— Problem details —
Look through the listing below for the word "shading" and copy every line where it occurs.

— Given data —
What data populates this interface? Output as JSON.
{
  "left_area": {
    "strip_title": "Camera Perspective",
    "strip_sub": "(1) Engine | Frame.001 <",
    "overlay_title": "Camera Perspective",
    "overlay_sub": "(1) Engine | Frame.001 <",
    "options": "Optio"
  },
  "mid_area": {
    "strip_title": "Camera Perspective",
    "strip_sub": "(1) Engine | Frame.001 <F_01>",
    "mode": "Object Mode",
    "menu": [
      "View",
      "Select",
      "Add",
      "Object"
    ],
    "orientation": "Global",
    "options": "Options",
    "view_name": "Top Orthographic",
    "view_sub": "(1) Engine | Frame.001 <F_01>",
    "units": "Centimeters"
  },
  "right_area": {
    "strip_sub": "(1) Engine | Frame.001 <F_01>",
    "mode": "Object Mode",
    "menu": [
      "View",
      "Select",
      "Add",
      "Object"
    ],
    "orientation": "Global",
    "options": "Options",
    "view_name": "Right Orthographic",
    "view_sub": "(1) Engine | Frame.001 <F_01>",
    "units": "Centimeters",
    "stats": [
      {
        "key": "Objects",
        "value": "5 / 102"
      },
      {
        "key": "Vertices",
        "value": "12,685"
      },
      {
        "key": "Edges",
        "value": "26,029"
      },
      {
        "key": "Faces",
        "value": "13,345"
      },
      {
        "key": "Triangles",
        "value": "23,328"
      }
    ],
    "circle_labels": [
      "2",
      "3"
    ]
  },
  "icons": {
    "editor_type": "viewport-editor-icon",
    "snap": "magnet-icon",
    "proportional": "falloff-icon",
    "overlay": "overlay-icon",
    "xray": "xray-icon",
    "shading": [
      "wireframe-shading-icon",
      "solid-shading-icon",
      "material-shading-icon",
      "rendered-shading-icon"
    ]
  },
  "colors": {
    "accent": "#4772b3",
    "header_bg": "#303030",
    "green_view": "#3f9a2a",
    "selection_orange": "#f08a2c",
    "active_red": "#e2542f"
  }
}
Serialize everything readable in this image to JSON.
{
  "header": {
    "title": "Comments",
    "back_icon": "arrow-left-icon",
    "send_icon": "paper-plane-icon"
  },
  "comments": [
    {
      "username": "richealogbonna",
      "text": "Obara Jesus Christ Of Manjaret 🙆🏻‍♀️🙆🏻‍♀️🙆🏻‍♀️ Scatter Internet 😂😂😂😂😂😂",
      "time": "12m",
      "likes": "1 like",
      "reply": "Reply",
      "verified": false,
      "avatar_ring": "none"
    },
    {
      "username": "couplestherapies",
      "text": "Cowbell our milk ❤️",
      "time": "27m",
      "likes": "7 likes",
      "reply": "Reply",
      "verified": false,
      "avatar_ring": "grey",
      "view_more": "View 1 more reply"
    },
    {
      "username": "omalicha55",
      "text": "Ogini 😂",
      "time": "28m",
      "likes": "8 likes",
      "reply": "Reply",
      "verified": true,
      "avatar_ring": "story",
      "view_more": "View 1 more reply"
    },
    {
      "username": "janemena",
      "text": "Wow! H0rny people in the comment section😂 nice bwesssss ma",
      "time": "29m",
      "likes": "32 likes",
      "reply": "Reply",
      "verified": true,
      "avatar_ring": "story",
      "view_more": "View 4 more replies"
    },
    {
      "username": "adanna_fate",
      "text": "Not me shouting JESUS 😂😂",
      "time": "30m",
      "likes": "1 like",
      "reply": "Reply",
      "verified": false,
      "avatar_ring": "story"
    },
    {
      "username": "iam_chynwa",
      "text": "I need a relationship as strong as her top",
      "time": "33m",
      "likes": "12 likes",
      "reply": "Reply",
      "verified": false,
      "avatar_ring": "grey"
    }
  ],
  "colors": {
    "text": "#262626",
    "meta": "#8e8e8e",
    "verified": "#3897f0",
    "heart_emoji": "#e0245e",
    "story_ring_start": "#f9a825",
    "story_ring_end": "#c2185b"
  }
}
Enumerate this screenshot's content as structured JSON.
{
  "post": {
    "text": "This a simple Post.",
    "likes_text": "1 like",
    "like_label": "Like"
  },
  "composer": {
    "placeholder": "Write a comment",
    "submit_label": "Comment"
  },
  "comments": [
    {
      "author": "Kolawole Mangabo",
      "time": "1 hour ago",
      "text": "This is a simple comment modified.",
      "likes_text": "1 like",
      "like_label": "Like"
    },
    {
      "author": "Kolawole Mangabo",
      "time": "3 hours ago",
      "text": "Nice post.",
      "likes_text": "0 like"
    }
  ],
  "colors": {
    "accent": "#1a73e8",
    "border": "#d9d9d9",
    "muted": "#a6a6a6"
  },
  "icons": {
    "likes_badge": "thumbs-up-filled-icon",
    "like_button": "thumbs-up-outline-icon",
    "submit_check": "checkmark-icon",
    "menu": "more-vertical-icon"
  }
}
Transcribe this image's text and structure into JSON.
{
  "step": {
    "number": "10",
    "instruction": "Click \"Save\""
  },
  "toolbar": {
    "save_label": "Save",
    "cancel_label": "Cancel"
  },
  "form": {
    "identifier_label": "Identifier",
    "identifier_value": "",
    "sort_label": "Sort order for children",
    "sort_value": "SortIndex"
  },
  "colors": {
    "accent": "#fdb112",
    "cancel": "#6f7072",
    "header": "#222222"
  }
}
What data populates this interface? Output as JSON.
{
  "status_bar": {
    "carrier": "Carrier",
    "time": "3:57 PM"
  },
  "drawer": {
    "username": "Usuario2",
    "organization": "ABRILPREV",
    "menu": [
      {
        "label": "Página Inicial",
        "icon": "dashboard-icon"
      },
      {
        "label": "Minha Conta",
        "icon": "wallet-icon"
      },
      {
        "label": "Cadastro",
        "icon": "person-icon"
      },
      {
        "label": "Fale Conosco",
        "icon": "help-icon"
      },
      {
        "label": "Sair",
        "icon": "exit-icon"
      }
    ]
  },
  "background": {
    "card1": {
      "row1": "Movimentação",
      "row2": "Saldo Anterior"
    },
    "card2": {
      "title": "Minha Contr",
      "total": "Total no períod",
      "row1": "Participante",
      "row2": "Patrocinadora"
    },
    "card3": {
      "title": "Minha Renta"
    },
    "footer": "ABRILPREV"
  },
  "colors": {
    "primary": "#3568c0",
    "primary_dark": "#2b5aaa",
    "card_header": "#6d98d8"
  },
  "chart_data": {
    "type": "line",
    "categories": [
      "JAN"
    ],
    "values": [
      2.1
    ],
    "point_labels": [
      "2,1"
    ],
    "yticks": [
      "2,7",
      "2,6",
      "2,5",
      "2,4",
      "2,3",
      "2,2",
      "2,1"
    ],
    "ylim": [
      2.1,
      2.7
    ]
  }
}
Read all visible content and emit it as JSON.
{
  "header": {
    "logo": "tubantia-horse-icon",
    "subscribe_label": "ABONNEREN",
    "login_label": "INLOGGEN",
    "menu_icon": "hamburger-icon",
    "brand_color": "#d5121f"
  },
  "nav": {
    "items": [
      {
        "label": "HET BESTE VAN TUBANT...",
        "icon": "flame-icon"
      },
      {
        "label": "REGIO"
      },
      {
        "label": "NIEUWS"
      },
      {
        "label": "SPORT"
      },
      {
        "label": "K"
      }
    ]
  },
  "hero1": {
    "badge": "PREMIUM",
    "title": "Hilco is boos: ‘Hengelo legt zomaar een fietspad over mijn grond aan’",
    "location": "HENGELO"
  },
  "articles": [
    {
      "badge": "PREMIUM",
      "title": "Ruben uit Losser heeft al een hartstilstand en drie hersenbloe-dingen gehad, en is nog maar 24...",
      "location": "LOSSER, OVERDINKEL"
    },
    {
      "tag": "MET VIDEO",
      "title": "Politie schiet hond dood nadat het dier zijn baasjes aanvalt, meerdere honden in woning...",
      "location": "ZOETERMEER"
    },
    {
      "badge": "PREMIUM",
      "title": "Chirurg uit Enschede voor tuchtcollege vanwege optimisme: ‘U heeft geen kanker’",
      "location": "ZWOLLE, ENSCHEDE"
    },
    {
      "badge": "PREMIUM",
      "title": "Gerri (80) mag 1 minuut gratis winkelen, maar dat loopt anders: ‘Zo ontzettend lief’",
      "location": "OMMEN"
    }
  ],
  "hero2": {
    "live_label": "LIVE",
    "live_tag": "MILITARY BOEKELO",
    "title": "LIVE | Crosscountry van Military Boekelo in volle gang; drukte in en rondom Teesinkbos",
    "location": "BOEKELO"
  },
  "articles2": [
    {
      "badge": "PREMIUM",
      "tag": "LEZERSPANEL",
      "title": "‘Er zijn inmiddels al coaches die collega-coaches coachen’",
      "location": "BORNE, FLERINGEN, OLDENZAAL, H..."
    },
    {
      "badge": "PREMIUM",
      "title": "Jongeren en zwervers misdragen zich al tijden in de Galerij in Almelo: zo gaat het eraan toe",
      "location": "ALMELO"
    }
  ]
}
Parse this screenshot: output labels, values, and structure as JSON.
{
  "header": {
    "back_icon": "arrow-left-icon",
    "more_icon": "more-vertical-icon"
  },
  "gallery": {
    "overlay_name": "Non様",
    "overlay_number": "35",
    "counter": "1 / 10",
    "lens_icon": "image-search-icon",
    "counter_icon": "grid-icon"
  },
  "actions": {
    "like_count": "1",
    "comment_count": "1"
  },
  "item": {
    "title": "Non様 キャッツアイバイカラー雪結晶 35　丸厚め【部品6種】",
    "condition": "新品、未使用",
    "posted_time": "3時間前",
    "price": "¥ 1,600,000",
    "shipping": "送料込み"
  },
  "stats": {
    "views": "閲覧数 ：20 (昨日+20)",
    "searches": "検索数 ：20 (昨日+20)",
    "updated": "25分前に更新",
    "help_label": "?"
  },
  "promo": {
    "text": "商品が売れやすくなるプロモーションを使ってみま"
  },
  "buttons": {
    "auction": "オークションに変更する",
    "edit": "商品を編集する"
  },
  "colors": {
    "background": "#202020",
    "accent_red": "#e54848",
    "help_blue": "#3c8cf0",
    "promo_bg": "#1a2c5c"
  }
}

— Written answer —
    "shading": [
      "wireframe-shading-icon",
      "solid-shading-icon",
      "material-shading-icon",
      "rendered-shading-icon"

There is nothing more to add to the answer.